The Heineken Champions Cup is the annual rugby union competition for teams in the top six nations in Europe. The tournament is run by the European Professional Club Rugby and is the 24th season of pan-European professional club rugby competition.
A total of 20 teams from the three major domestic and regional leagues in Europe participated in the tournament. Nineteen of those teams qualified based on their league performance. The 20th slot is awarded to one of the finalists in the Champions or Challenge Cup, in a stipulated order.
The twenty teams are then seeded and then grouped into five pools with each pool having four teams each. The teams in the same pool play each other twice-one at home and one away from home. The five pool winners are then joined by the three highest scoring pool runners-up in the knockout quarter-finals stage.
The 8 teams are ranked according to points and the #1 team meets #8 while #2 faces #7 and #3 takes on #6. On the other hand, the 4th and 5th ranked teams also square off in the last of four quarterfinal games. The four winners play in the semifinals and the remaining two teams will play in the Heineken Champions Cup Final on May 11, 2019, at the St. James Park in Newcastle, England.
Saracens topped the pool stage with 28 points while Leinster finished at #3 with 25 points. Saracens blasted Glasgow 56-27 in the quarterfinals before defeating Munster in the semifinals 32-16. On the other hand, Leinster squeaked past Ulster 21-18 in the first knockout round before disposing of #7 Toulouse 30-12 in the final.
- Leinster +100
- Saracens -140
- Draw +2000
- Leinster +0.5 (+100)
- Saracens -0.5 (-125)
As early as October, the smart money was on Leinster vs Saracens disputing the Champions Cup final. That’s what we’ll be getting on May 11th. Leinster’s 30-12 win over Toulouse at the Aviva Stadium was as impressive as Saracens’ 32-16 beating of Munster in Coventry. No question, we have the two best sides in Europe contesting the title in Newcastle and we expect the final to be very competitive and thunderous.
Leinster leads their head to head match-up 3-0 although the 2010-11 pool victories have little to no relevance. Leinster beat Saracens 30-19 in last year’s quarterfinals but that win happened at the Aviva Stadium and Saracens was probably suffering from a post-Lions hangover. As far as rugby betting is concerned, Saracens are the favorite to win the Heineken Champions Cup. But it’s not going to be easy against a team seeking history.
This year’s showdown will not only take place at the neutral St. James Park but comes at the back of the English victory over Dublin during the opening day of the Six Nations. Didn’t we see the effect of that during the rest of the tournament? More importantly, Saracens will have revenge on their minds and they are in good form, judging from their masterful win over Munster.
Saracens will also have Billy Vunipola back. Vunipola didn’t play for them last year and he’s a very important player for them. On the other side, Johnny Sexton was excellent in directing Leinster around the pitch in the semifinals.
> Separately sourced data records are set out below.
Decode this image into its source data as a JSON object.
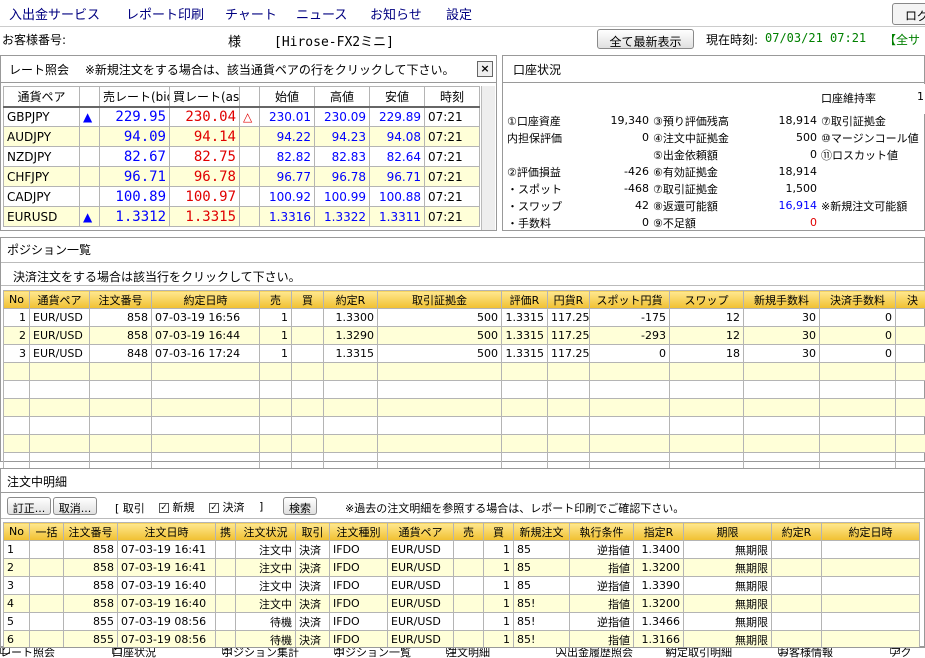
{
  "menu": [
    "入出金サービス",
    "レポート印刷",
    "チャート",
    "ニュース",
    "お知らせ",
    "設定"
  ],
  "logout": "ログ",
  "customer": {
    "label": "お客様番号:",
    "sama": "様",
    "product": "[Hirose-FX2ミニ]",
    "refresh": "全て最新表示",
    "time_label": "現在時刻:",
    "time": "07/03/21 07:21",
    "status": "【全サ"
  },
  "rate": {
    "title": "レート照会",
    "note": "※新規注文をする場合は、該当通貨ペアの行をクリックして下さい。",
    "close": "×",
    "headers": [
      "通貨ペア",
      "",
      "売レート(bid)",
      "買レート(ask)",
      "",
      "始値",
      "高値",
      "安値",
      "時刻"
    ],
    "rows": [
      {
        "pair": "GBPJPY",
        "up1": "▲",
        "bid": "229.95",
        "ask": "230.04",
        "up2": "△",
        "open": "230.01",
        "high": "230.09",
        "low": "229.89",
        "time": "07:21"
      },
      {
        "pair": "AUDJPY",
        "up1": "",
        "bid": "94.09",
        "ask": "94.14",
        "up2": "",
        "open": "94.22",
        "high": "94.23",
        "low": "94.08",
        "time": "07:21"
      },
      {
        "pair": "NZDJPY",
        "up1": "",
        "bid": "82.67",
        "ask": "82.75",
        "up2": "",
        "open": "82.82",
        "high": "82.83",
        "low": "82.64",
        "time": "07:21"
      },
      {
        "pair": "CHFJPY",
        "up1": "",
        "bid": "96.71",
        "ask": "96.78",
        "up2": "",
        "open": "96.77",
        "high": "96.78",
        "low": "96.71",
        "time": "07:21"
      },
      {
        "pair": "CADJPY",
        "up1": "",
        "bid": "100.89",
        "ask": "100.97",
        "up2": "",
        "open": "100.92",
        "high": "100.99",
        "low": "100.88",
        "time": "07:21"
      },
      {
        "pair": "EURUSD",
        "up1": "▲",
        "bid": "1.3312",
        "ask": "1.3315",
        "up2": "",
        "open": "1.3316",
        "high": "1.3322",
        "low": "1.3311",
        "time": "07:21"
      }
    ]
  },
  "account": {
    "title": "口座状況",
    "maint": "口座維持率",
    "maint_val": "1",
    "rows": [
      [
        "①口座資産",
        "19,340",
        "③預り評価残高",
        "18,914",
        "⑦取引証拠金"
      ],
      [
        "内担保評価",
        "0",
        "④注文中証拠金",
        "500",
        "⑩マージンコール値"
      ],
      [
        "",
        "",
        "⑤出金依頼額",
        "0",
        "⑪ロスカット値"
      ],
      [
        "②評価損益",
        "-426",
        "⑥有効証拠金",
        "18,914",
        ""
      ],
      [
        "・スポット",
        "-468",
        "⑦取引証拠金",
        "1,500",
        ""
      ],
      [
        "・スワップ",
        "42",
        "⑧返還可能額",
        "16,914",
        "※新規注文可能額"
      ],
      [
        "・手数料",
        "0",
        "⑨不足額",
        "0",
        ""
      ]
    ]
  },
  "positions": {
    "title": "ポジション一覧",
    "note": "決済注文をする場合は該当行をクリックして下さい。",
    "headers": [
      "No",
      "通貨ペア",
      "注文番号",
      "約定日時",
      "売",
      "買",
      "約定R",
      "取引証拠金",
      "評価R",
      "円貨R",
      "スポット円貨",
      "スワップ",
      "新規手数料",
      "決済手数料",
      "決"
    ],
    "rows": [
      [
        "1",
        "EUR/USD",
        "858",
        "07-03-19 16:56",
        "1",
        "",
        "1.3300",
        "500",
        "1.3315",
        "117.25",
        "-175",
        "12",
        "30",
        "0",
        ""
      ],
      [
        "2",
        "EUR/USD",
        "858",
        "07-03-19 16:44",
        "1",
        "",
        "1.3290",
        "500",
        "1.3315",
        "117.25",
        "-293",
        "12",
        "30",
        "0",
        ""
      ],
      [
        "3",
        "EUR/USD",
        "848",
        "07-03-16 17:24",
        "1",
        "",
        "1.3315",
        "500",
        "1.3315",
        "117.25",
        "0",
        "18",
        "30",
        "0",
        ""
      ]
    ]
  },
  "orders": {
    "title": "注文中明細",
    "btn_modify": "訂正...",
    "btn_cancel": "取消...",
    "filter_label": "[ 取引",
    "filter_new": "新規",
    "filter_settle": "決済",
    "filter_end": "]",
    "search": "検索",
    "note": "※過去の注文明細を参照する場合は、レポート印刷でご確認下さい。",
    "headers": [
      "No",
      "一括",
      "注文番号",
      "注文日時",
      "携",
      "注文状況",
      "取引",
      "注文種別",
      "通貨ペア",
      "売",
      "買",
      "新規注文",
      "執行条件",
      "指定R",
      "期限",
      "約定R",
      "約定日時"
    ],
    "rows": [
      [
        "1",
        "",
        "858",
        "07-03-19 16:41",
        "",
        "注文中",
        "決済",
        "IFDO",
        "EUR/USD",
        "",
        "1",
        "85",
        "逆指値",
        "1.3400",
        "無期限",
        "",
        ""
      ],
      [
        "2",
        "",
        "858",
        "07-03-19 16:41",
        "",
        "注文中",
        "決済",
        "IFDO",
        "EUR/USD",
        "",
        "1",
        "85",
        "指値",
        "1.3200",
        "無期限",
        "",
        ""
      ],
      [
        "3",
        "",
        "858",
        "07-03-19 16:40",
        "",
        "注文中",
        "決済",
        "IFDO",
        "EUR/USD",
        "",
        "1",
        "85",
        "逆指値",
        "1.3390",
        "無期限",
        "",
        ""
      ],
      [
        "4",
        "",
        "858",
        "07-03-19 16:40",
        "",
        "注文中",
        "決済",
        "IFDO",
        "EUR/USD",
        "",
        "1",
        "85!",
        "指値",
        "1.3200",
        "無期限",
        "",
        ""
      ],
      [
        "5",
        "",
        "855",
        "07-03-19 08:56",
        "",
        "待機",
        "決済",
        "IFDO",
        "EUR/USD",
        "",
        "1",
        "85!",
        "逆指値",
        "1.3466",
        "無期限",
        "",
        ""
      ],
      [
        "6",
        "",
        "855",
        "07-03-19 08:56",
        "",
        "待機",
        "決済",
        "IFDO",
        "EUR/USD",
        "",
        "1",
        "85!",
        "指値",
        "1.3166",
        "無期限",
        "",
        ""
      ]
    ]
  },
  "bottom": [
    "レート照会",
    "口座状況",
    "ポジション集計",
    "ポジション一覧",
    "注文明細",
    "入出金履歴照会",
    "約定取引明細",
    "お客様情報",
    "アク"
  ]
}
Sexton’s 12-point haul made him the man of the match in what was his first appearance for Leinster during this calendar year and his first game since the Six Nations.
Aerial bombardment set the tone for Saracens during their semi-final game against Munster. With the power they have on their team, it would be hard to beat them if you’re just constantly defending. To beat Saracens, Leinster must take it to them by firing shots and managing possessions. No doubt it’s going to be a tough challenge for Leinster but they are champions for a reason.
Leinster’s surgical disposal of four-time winner Toulouse is equally impressive. But Leinster will have a bigger motivation as they are aiming to become the first team to win five Heineken Champions Cup titles. Leinster looked good against Toulouse but they may not have even played their best and that’s what’s scary.